While the German 4th Army held the front line on the ridge of the Ypres Salient, they noticed the British had started digging tunnels on a large scale. Reports of big piles of excavated blue clay behind the British lines seemed to suggest that they were planning an offensive by secretly digging tunnels to reach the ridge, instead of charging up the high ground. So the Germans also began to tunnel deep down into the hill and installed so-called listening posts equipped with stethoscopes in an attempt to discover, intercept and destroy the British tunnels before they reached the surface. In Bayerwald they dug a total of 6 shafts and named them Berta 1 to 6.
But the British plan would reach it’s objective despite the German efforts and it’s unfolding was even more bold than they had expected. By building up the tension along the Ypres and Messines front the activity had lured in more and more German reserves. The first attacks starting from the 4th of June had ensured the trenches were filled with German soldiers, which made the next phase of the plan even more devastating.
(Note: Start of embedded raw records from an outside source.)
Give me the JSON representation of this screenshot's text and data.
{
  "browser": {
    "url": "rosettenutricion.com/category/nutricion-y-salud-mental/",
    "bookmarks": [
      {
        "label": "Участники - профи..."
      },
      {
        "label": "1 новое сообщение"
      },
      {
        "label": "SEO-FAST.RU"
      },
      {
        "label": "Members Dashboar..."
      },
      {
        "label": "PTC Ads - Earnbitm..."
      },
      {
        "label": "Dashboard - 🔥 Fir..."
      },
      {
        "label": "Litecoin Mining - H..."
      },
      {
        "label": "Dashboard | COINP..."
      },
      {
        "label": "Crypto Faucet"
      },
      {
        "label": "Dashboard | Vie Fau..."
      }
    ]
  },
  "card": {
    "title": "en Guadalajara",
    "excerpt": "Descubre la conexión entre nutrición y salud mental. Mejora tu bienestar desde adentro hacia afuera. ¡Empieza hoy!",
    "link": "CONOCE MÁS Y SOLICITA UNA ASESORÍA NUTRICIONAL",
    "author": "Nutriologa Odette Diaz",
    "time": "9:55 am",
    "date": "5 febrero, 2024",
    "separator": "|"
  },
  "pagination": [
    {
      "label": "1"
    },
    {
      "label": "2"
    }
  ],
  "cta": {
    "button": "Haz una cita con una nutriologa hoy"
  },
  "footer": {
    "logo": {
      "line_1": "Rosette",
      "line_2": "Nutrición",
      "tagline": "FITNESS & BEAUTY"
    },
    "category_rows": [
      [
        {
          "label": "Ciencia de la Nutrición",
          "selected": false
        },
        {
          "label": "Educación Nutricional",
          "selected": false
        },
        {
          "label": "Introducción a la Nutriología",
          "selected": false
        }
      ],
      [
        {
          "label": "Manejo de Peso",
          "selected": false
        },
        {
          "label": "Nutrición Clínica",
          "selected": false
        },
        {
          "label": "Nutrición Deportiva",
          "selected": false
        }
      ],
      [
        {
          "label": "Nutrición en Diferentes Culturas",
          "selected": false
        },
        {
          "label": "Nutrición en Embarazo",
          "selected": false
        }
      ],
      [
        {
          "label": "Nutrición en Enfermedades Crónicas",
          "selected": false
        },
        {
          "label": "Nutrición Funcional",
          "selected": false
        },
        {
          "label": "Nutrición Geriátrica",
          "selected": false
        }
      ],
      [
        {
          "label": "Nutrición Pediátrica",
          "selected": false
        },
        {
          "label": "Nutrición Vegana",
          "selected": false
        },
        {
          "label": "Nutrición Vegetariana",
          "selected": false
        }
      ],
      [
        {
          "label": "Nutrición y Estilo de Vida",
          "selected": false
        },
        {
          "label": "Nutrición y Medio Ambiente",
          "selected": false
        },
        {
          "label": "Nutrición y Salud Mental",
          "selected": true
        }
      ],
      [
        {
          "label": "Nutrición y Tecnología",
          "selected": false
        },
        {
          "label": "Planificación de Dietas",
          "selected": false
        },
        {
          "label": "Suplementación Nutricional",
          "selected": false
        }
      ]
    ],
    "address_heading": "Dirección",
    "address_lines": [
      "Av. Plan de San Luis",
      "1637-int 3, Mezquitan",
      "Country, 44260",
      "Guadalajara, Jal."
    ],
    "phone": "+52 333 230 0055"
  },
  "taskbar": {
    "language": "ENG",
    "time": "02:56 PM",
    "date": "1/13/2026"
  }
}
On June 7th 1917, nineteen depth charges (another five would fail to detonate) consisting of ca. 500 tons of explosives blew up underneath the German front lines along the ridge stretching from Ypres to Messines, largely destroying the defensive positions and sending men and material flying through the air only to be swallowed by the moving soil seconds later. It is said that the detonations could be heard in London and the blast alone cost the Germans roughly 10,000 lives. The following attack wave of approx. 80,000 British troops made sure the German Army would not get a chance to recover and the line was overrun and conquered.
During their spring offensive of 1918 the German Army managed to retake their former position at Bayernwald, but this would be short lived because on September 28th of the same year the British 34th Division would reconquer it and this time for good.
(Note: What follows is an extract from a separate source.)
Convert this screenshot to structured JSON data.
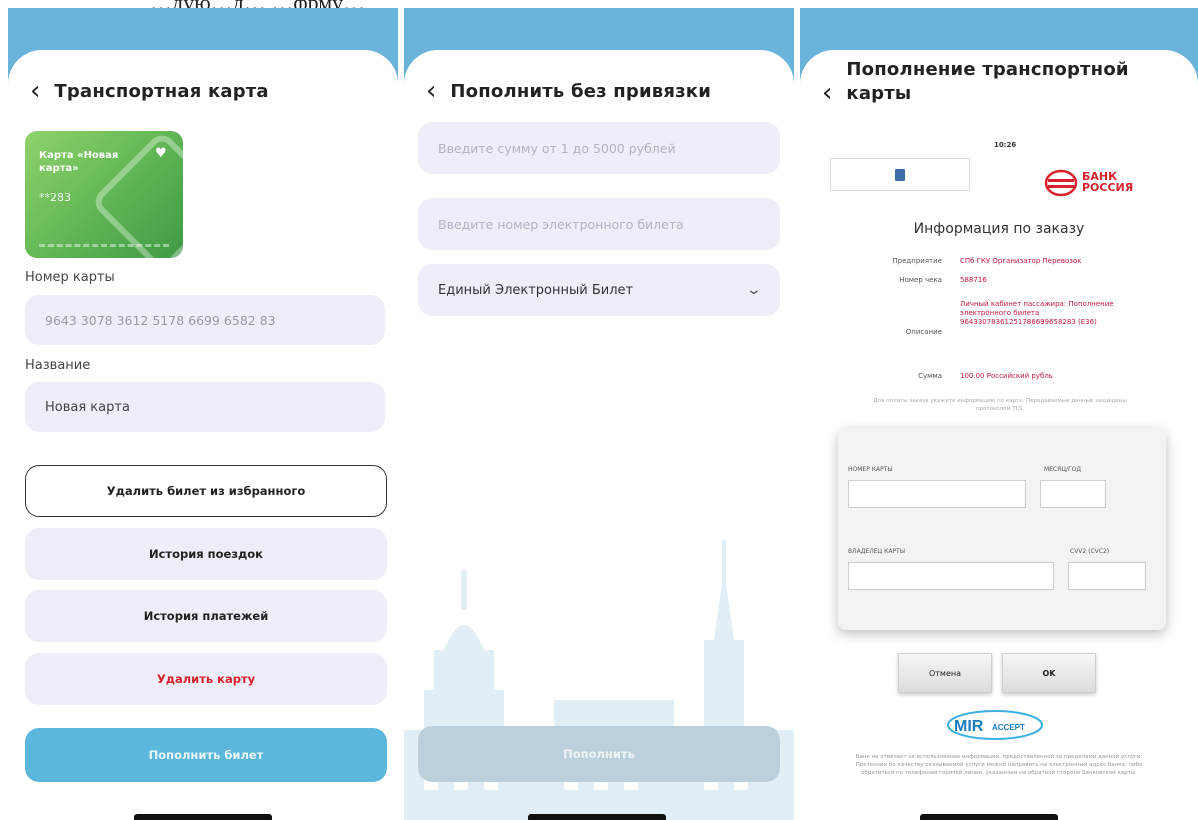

Lance Corporal Adolf Hitler
Bayernwald is also known for it’s link to Adolf Hitler when he served as a soldier of the German Army during WWI. Hitler was a Meldegänger (Eng: dispatch runner) in the Reserve Infanterie Regiment 16 (a.k.a. the “List-Regiment” or RIR 16), which was part of the 2nd Bavarian Infantry Regiment. The Regiment took part in clearing the woods at Wijtschate of French soldiers.
The story goes that Hitler and three other dispatch runners saved the life of their regiment commander Lt. Col. Philip Engelhardt under heavy fire during the November offensive to get hold of Bayernwald. On the 2nd of December Hitler was awarded the Iron Cross 2nd Class for his act of bravery. Some sources claim Hitler was lightly wounded during this action.
Since the accidental discovery of one of the mine shafts in the 1970’s, the site has been opened to visitors, but it was only in recent years that another mineshaft was discovered and 300 meters of the original trenches uncovered and restored thanks to archeological research of ABAF.
Bayernwald re-opened to the public on 17 April 2004 in it’s current state, which only makes up for around 10% of the actual system. The farm land on the other side of the road near the Bayernwald entrance used to be part of the original position. Today the site holds two mineshaft (Berta 4 and 5), 4 shelter bunkers (of the original 10) and the 300 meters of restored trench system.
For more information about opening hours and admission fee, check http://toerisme.heuvelland.be/tourism/799-www.html